Repeat each record below exactly, omitting whatever pictures appear in it.

*** LISTED ENTRIES Section Begins ***

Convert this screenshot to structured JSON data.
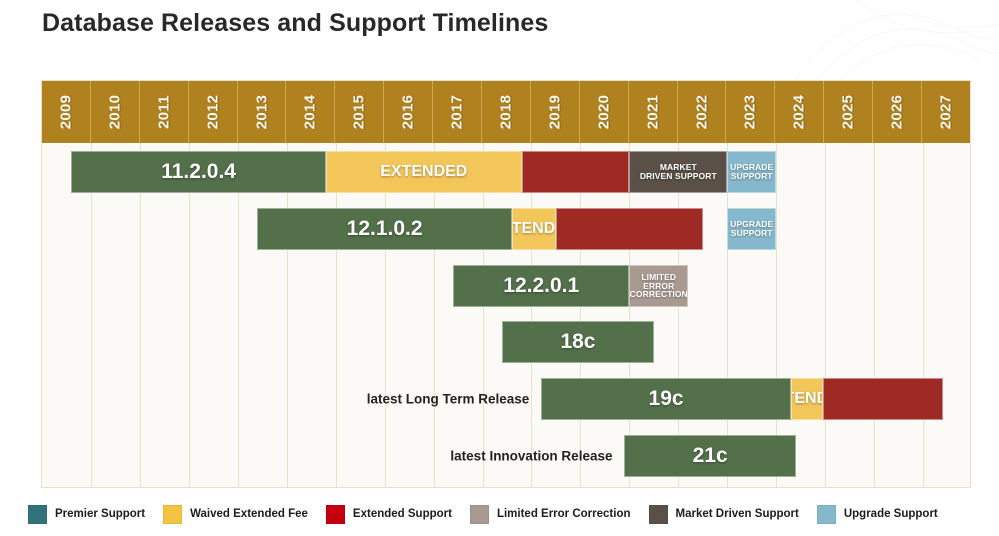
{
  "title": "Database Releases and Support Timelines",
  "chart_data": {
    "type": "timeline",
    "title": "Database Releases and Support Timelines",
    "xlabel": "",
    "ylabel": "",
    "grid": true,
    "legend_position": "bottom",
    "axis_start_year": 2009,
    "axis_end_year": 2027,
    "categories": [
      "2009",
      "2010",
      "2011",
      "2012",
      "2013",
      "2014",
      "2015",
      "2016",
      "2017",
      "2018",
      "2019",
      "2020",
      "2021",
      "2022",
      "2023",
      "2024",
      "2025",
      "2026",
      "2027"
    ],
    "colors": {
      "premier_support": "#53704a",
      "waived_extended_fee": "#f3c659",
      "extended_support": "#9e2a23",
      "limited_error_correction": "#a99a91",
      "market_driven_support": "#5a5048",
      "upgrade_support": "#86b8cd",
      "legend_premier": "#31737a",
      "legend_extended": "#c4000f",
      "header_gold": "#b0811f",
      "plot_background": "#fbfaf6",
      "gridline": "#e8e2cd"
    },
    "series": [
      {
        "name": "11.2.0.4",
        "row_label": "",
        "segments": [
          {
            "label": "11.2.0.4",
            "type": "premier_support",
            "color": "#53704a",
            "start_year": 2009.6,
            "end_year": 2014.8,
            "label_size": "big"
          },
          {
            "label": "EXTENDED",
            "type": "waived_extended_fee",
            "color": "#f3c659",
            "start_year": 2014.8,
            "end_year": 2018.8,
            "label_size": "small"
          },
          {
            "label": "",
            "type": "extended_support",
            "color": "#9e2a23",
            "start_year": 2018.8,
            "end_year": 2021.0,
            "label_size": "small"
          },
          {
            "label": "MARKET\nDRIVEN SUPPORT",
            "type": "market_driven_support",
            "color": "#5a5048",
            "start_year": 2021.0,
            "end_year": 2023.0,
            "label_size": "tiny"
          },
          {
            "label": "UPGRADE\nSUPPORT",
            "type": "upgrade_support",
            "color": "#86b8cd",
            "start_year": 2023.0,
            "end_year": 2024.0,
            "label_size": "tiny"
          }
        ]
      },
      {
        "name": "12.1.0.2",
        "row_label": "",
        "segments": [
          {
            "label": "12.1.0.2",
            "type": "premier_support",
            "color": "#53704a",
            "start_year": 2013.4,
            "end_year": 2018.6,
            "label_size": "big"
          },
          {
            "label": "EXTENDED",
            "type": "waived_extended_fee",
            "color": "#f3c659",
            "start_year": 2018.6,
            "end_year": 2019.5,
            "label_size": "small"
          },
          {
            "label": "",
            "type": "extended_support",
            "color": "#9e2a23",
            "start_year": 2019.5,
            "end_year": 2022.5,
            "label_size": "small"
          },
          {
            "label": "UPGRADE\nSUPPORT",
            "type": "upgrade_support",
            "color": "#86b8cd",
            "start_year": 2023.0,
            "end_year": 2024.0,
            "label_size": "tiny"
          }
        ]
      },
      {
        "name": "12.2.0.1",
        "row_label": "",
        "segments": [
          {
            "label": "12.2.0.1",
            "type": "premier_support",
            "color": "#53704a",
            "start_year": 2017.4,
            "end_year": 2021.0,
            "label_size": "big"
          },
          {
            "label": "LIMITED ERROR\nCORRECTION",
            "type": "limited_error_correction",
            "color": "#a99a91",
            "start_year": 2021.0,
            "end_year": 2022.2,
            "label_size": "tiny"
          }
        ]
      },
      {
        "name": "18c",
        "row_label": "",
        "segments": [
          {
            "label": "18c",
            "type": "premier_support",
            "color": "#53704a",
            "start_year": 2018.4,
            "end_year": 2021.5,
            "label_size": "big"
          }
        ]
      },
      {
        "name": "19c",
        "row_label": "latest Long Term Release",
        "segments": [
          {
            "label": "19c",
            "type": "premier_support",
            "color": "#53704a",
            "start_year": 2019.2,
            "end_year": 2024.3,
            "label_size": "big"
          },
          {
            "label": "EXTENDED",
            "type": "waived_extended_fee",
            "color": "#f3c659",
            "start_year": 2024.3,
            "end_year": 2024.95,
            "label_size": "small"
          },
          {
            "label": "",
            "type": "extended_support",
            "color": "#9e2a23",
            "start_year": 2024.95,
            "end_year": 2027.4,
            "label_size": "small"
          }
        ]
      },
      {
        "name": "21c",
        "row_label": "latest Innovation Release",
        "segments": [
          {
            "label": "21c",
            "type": "premier_support",
            "color": "#53704a",
            "start_year": 2020.9,
            "end_year": 2024.4,
            "label_size": "big"
          }
        ]
      }
    ],
    "legend": [
      {
        "label": "Premier Support",
        "color": "#31737a"
      },
      {
        "label": "Waived Extended Fee",
        "color": "#f5c342"
      },
      {
        "label": "Extended Support",
        "color": "#c4000f"
      },
      {
        "label": "Limited Error Correction",
        "color": "#a99a91"
      },
      {
        "label": "Market Driven Support",
        "color": "#5a5048"
      },
      {
        "label": "Upgrade Support",
        "color": "#86b8cd"
      }
    ]
  }
}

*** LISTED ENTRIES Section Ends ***

• _EXERCISE OUTPUT_
Convert this screenshot to structured JSON data.
{
  "title": "Database Releases and Support Timelines",
  "chart_data": {
    "type": "timeline",
    "title": "Database Releases and Support Timelines",
    "xlabel": "",
    "ylabel": "",
    "grid": true,
    "legend_position": "bottom",
    "axis_start_year": 2009,
    "axis_end_year": 2027,
    "categories": [
      "2009",
      "2010",
      "2011",
      "2012",
      "2013",
      "2014",
      "2015",
      "2016",
      "2017",
      "2018",
      "2019",
      "2020",
      "2021",
      "2022",
      "2023",
      "2024",
      "2025",
      "2026",
      "2027"
    ],
    "colors": {
      "premier_support": "#53704a",
      "waived_extended_fee": "#f3c659",
      "extended_support": "#9e2a23",
      "limited_error_correction": "#a99a91",
      "market_driven_support": "#5a5048",
      "upgrade_support": "#86b8cd",
      "legend_premier": "#31737a",
      "legend_extended": "#c4000f",
      "header_gold": "#b0811f",
      "plot_background": "#fbfaf6",
      "gridline": "#e8e2cd"
    },
    "series": [
      {
        "name": "11.2.0.4",
        "row_label": "",
        "segments": [
          {
            "label": "11.2.0.4",
            "type": "premier_support",
            "color": "#53704a",
            "start_year": 2009.6,
            "end_year": 2014.8,
            "label_size": "big"
          },
          {
            "label": "EXTENDED",
            "type": "waived_extended_fee",
            "color": "#f3c659",
            "start_year": 2014.8,
            "end_year": 2018.8,
            "label_size": "small"
          },
          {
            "label": "",
            "type": "extended_support",
            "color": "#9e2a23",
            "start_year": 2018.8,
            "end_year": 2021.0,
            "label_size": "small"
          },
          {
            "label": "MARKET\nDRIVEN SUPPORT",
            "type": "market_driven_support",
            "color": "#5a5048",
            "start_year": 2021.0,
            "end_year": 2023.0,
            "label_size": "tiny"
          },
          {
            "label": "UPGRADE\nSUPPORT",
            "type": "upgrade_support",
            "color": "#86b8cd",
            "start_year": 2023.0,
            "end_year": 2024.0,
            "label_size": "tiny"
          }
        ]
      },
      {
        "name": "12.1.0.2",
        "row_label": "",
        "segments": [
          {
            "label": "12.1.0.2",
            "type": "premier_support",
            "color": "#53704a",
            "start_year": 2013.4,
            "end_year": 2018.6,
            "label_size": "big"
          },
          {
            "label": "EXTENDED",
            "type": "waived_extended_fee",
            "color": "#f3c659",
            "start_year": 2018.6,
            "end_year": 2019.5,
            "label_size": "small"
          },
          {
            "label": "",
            "type": "extended_support",
            "color": "#9e2a23",
            "start_year": 2019.5,
            "end_year": 2022.5,
            "label_size": "small"
          },
          {
            "label": "UPGRADE\nSUPPORT",
            "type": "upgrade_support",
            "color": "#86b8cd",
            "start_year": 2023.0,
            "end_year": 2024.0,
            "label_size": "tiny"
          }
        ]
      },
      {
        "name": "12.2.0.1",
        "row_label": "",
        "segments": [
          {
            "label": "12.2.0.1",
            "type": "premier_support",
            "color": "#53704a",
            "start_year": 2017.4,
            "end_year": 2021.0,
            "label_size": "big"
          },
          {
            "label": "LIMITED ERROR\nCORRECTION",
            "type": "limited_error_correction",
            "color": "#a99a91",
            "start_year": 2021.0,
            "end_year": 2022.2,
            "label_size": "tiny"
          }
        ]
      },
      {
        "name": "18c",
        "row_label": "",
        "segments": [
          {
            "label": "18c",
            "type": "premier_support",
            "color": "#53704a",
            "start_year": 2018.4,
            "end_year": 2021.5,
            "label_size": "big"
          }
        ]
      },
      {
        "name": "19c",
        "row_label": "latest Long Term Release",
        "segments": [
          {
            "label": "19c",
            "type": "premier_support",
            "color": "#53704a",
            "start_year": 2019.2,
            "end_year": 2024.3,
            "label_size": "big"
          },
          {
            "label": "EXTENDED",
            "type": "waived_extended_fee",
            "color": "#f3c659",
            "start_year": 2024.3,
            "end_year": 2024.95,
            "label_size": "small"
          },
          {
            "label": "",
            "type": "extended_support",
            "color": "#9e2a23",
            "start_year": 2024.95,
            "end_year": 2027.4,
            "label_size": "small"
          }
        ]
      },
      {
        "name": "21c",
        "row_label": "latest Innovation Release",
        "segments": [
          {
            "label": "21c",
            "type": "premier_support",
            "color": "#53704a",
            "start_year": 2020.9,
            "end_year": 2024.4,
            "label_size": "big"
          }
        ]
      }
    ],
    "legend": [
      {
        "label": "Premier Support",
        "color": "#31737a"
      },
      {
        "label": "Waived Extended Fee",
        "color": "#f5c342"
      },
      {
        "label": "Extended Support",
        "color": "#c4000f"
      },
      {
        "label": "Limited Error Correction",
        "color": "#a99a91"
      },
      {
        "label": "Market Driven Support",
        "color": "#5a5048"
      },
      {
        "label": "Upgrade Support",
        "color": "#86b8cd"
      }
    ]
  }
}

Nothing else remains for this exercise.